- TASK STATEMENT:
Report back each line of the records that contains the string "horários".

- DATA FOR REVIEW:
######
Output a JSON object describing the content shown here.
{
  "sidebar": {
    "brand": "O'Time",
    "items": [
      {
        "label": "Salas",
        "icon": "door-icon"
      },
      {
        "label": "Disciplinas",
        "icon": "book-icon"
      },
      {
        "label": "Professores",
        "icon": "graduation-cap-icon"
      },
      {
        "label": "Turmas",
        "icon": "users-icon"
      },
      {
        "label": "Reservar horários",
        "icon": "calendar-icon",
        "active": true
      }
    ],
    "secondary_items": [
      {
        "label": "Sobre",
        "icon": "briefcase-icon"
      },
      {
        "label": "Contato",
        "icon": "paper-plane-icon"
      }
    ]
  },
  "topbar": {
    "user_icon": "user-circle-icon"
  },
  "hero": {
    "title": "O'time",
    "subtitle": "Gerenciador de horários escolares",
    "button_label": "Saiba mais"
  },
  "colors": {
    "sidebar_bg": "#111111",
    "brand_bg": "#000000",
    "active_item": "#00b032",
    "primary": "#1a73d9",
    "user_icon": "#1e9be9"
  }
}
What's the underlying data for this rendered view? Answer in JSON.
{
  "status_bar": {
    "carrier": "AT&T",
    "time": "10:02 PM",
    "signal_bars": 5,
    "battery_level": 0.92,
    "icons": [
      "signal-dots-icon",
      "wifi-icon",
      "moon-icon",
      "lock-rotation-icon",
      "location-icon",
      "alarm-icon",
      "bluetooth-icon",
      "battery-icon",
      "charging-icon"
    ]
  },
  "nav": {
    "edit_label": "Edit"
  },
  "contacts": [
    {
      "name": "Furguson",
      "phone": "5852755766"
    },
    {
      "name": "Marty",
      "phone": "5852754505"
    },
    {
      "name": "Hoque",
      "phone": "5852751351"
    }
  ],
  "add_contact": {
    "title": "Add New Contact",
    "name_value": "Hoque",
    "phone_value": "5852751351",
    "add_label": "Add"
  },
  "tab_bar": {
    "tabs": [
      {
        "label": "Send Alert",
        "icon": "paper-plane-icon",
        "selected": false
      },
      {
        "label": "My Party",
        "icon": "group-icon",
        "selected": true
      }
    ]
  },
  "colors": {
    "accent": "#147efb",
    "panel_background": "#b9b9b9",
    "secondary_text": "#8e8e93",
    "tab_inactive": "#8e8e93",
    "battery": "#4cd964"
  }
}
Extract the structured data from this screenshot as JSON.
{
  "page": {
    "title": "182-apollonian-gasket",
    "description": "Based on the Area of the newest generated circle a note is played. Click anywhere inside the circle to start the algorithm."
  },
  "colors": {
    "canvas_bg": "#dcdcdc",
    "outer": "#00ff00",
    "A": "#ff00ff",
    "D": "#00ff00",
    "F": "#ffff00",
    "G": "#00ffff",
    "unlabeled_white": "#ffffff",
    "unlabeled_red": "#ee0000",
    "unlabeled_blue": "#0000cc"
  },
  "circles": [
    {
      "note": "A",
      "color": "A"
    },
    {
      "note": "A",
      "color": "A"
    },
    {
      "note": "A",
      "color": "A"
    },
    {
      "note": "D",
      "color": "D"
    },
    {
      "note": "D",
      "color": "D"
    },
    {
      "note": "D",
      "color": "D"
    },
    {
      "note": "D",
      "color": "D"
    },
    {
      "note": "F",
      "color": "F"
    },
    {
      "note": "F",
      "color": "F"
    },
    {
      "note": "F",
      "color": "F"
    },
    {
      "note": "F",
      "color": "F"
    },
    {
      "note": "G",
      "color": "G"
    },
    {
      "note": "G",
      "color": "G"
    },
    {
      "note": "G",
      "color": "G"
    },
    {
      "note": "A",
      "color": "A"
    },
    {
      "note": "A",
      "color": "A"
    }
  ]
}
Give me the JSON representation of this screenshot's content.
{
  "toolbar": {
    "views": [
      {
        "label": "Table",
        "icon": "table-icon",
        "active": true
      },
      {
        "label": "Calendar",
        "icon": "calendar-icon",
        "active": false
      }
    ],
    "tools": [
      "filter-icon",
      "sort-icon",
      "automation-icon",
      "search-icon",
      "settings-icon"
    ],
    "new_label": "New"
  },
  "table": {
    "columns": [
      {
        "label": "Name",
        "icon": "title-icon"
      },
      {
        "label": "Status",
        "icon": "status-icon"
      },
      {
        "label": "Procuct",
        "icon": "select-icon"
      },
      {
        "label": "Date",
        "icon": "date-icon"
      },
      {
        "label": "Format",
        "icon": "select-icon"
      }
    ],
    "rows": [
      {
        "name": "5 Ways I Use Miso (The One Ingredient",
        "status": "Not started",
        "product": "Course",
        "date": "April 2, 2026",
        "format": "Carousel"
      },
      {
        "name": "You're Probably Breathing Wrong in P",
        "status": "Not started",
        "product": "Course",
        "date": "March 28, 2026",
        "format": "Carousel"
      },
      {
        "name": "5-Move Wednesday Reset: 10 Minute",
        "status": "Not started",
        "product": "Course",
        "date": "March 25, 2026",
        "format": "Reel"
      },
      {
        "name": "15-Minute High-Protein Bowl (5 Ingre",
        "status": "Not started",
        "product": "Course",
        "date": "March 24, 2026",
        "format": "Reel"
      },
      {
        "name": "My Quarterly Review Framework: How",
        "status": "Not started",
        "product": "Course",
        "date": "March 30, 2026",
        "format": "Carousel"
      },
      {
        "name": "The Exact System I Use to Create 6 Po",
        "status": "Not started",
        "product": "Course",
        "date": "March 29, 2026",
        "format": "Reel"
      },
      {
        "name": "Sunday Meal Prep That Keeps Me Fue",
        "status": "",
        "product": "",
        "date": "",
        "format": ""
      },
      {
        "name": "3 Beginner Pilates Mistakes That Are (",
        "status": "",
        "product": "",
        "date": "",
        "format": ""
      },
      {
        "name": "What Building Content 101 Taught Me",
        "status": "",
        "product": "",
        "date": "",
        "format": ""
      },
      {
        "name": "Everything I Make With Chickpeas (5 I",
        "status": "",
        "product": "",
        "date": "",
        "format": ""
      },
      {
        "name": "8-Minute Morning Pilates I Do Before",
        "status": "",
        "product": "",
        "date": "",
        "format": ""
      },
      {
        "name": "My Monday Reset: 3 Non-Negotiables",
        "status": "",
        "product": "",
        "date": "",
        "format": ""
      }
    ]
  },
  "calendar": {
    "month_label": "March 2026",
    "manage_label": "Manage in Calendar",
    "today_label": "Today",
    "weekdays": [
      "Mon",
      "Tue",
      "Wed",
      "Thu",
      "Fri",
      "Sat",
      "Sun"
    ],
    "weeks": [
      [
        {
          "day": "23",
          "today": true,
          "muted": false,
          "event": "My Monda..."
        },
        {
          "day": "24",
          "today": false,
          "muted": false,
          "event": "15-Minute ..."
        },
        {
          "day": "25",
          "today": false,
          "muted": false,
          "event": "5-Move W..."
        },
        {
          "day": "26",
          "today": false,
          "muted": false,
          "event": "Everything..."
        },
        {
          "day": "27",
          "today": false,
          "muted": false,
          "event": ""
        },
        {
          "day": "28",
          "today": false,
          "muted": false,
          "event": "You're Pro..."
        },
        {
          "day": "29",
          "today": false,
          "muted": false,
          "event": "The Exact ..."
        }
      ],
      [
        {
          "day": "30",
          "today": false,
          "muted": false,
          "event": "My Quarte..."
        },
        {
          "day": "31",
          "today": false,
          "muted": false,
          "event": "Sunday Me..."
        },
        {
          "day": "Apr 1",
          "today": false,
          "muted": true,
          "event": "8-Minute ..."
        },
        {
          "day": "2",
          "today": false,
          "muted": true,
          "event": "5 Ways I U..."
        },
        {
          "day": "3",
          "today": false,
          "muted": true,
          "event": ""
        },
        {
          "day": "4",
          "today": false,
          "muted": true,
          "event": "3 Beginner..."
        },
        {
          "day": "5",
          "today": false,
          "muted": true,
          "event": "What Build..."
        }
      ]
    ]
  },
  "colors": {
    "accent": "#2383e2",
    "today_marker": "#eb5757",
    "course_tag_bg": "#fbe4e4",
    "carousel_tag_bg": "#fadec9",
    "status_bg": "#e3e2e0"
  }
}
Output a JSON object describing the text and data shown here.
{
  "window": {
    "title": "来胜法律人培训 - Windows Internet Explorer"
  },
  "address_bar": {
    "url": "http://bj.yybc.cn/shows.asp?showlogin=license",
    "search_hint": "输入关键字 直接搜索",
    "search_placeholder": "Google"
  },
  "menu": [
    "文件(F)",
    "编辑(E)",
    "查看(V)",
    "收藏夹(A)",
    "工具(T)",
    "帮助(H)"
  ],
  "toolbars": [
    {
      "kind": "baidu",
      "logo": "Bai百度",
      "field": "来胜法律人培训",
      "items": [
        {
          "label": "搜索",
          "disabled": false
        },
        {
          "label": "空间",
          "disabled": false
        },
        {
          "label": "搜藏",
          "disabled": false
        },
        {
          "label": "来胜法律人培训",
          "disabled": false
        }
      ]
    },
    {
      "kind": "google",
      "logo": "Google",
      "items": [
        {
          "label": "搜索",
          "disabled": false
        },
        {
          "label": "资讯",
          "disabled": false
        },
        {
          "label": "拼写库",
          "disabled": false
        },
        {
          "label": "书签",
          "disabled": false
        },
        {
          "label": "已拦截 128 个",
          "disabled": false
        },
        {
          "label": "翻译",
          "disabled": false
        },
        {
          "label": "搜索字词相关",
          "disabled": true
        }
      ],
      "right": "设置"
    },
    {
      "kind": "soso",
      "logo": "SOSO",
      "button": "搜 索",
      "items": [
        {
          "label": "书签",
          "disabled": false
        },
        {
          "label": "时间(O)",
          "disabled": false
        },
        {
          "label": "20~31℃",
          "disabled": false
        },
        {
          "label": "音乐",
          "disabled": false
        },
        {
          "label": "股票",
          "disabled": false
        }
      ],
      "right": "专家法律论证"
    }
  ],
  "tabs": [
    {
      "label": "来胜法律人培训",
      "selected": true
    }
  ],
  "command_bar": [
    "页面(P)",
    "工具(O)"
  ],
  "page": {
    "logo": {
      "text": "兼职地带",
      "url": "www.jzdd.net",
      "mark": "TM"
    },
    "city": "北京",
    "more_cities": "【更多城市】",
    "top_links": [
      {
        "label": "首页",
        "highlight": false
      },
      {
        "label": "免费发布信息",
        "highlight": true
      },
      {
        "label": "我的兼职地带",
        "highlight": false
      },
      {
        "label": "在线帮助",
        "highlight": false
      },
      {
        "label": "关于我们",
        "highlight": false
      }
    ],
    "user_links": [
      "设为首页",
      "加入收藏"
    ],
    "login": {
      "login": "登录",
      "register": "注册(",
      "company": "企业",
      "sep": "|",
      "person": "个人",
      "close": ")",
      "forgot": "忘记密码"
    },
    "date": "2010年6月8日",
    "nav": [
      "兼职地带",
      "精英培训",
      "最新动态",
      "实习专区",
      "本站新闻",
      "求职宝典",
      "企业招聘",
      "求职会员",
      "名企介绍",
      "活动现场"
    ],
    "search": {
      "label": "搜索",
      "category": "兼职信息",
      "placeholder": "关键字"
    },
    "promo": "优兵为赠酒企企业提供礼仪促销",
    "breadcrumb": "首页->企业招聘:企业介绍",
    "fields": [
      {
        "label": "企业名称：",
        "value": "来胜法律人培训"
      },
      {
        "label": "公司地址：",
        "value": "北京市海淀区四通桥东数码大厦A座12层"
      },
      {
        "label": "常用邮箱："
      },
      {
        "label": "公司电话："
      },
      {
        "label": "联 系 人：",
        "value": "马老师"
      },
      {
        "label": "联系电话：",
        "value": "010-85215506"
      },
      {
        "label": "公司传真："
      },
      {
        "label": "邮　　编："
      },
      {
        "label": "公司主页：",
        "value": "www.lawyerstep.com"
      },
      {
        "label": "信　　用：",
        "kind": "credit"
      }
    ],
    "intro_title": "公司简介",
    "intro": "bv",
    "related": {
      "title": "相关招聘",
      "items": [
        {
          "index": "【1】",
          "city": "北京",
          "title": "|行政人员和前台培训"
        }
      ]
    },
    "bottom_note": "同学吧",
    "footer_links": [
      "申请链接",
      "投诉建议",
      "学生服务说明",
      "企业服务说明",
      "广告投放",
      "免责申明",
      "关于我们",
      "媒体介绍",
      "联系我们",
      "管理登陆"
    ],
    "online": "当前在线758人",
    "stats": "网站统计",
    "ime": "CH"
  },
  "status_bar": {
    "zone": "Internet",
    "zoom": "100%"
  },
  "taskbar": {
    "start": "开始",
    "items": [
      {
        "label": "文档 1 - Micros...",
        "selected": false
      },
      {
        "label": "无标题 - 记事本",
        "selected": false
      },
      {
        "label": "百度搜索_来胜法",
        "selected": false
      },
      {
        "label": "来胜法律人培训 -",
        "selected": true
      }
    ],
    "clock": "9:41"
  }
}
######
- TASK SOLUTION:
        "label": "Reservar horários",
    "subtitle": "Gerenciador de horários escolares",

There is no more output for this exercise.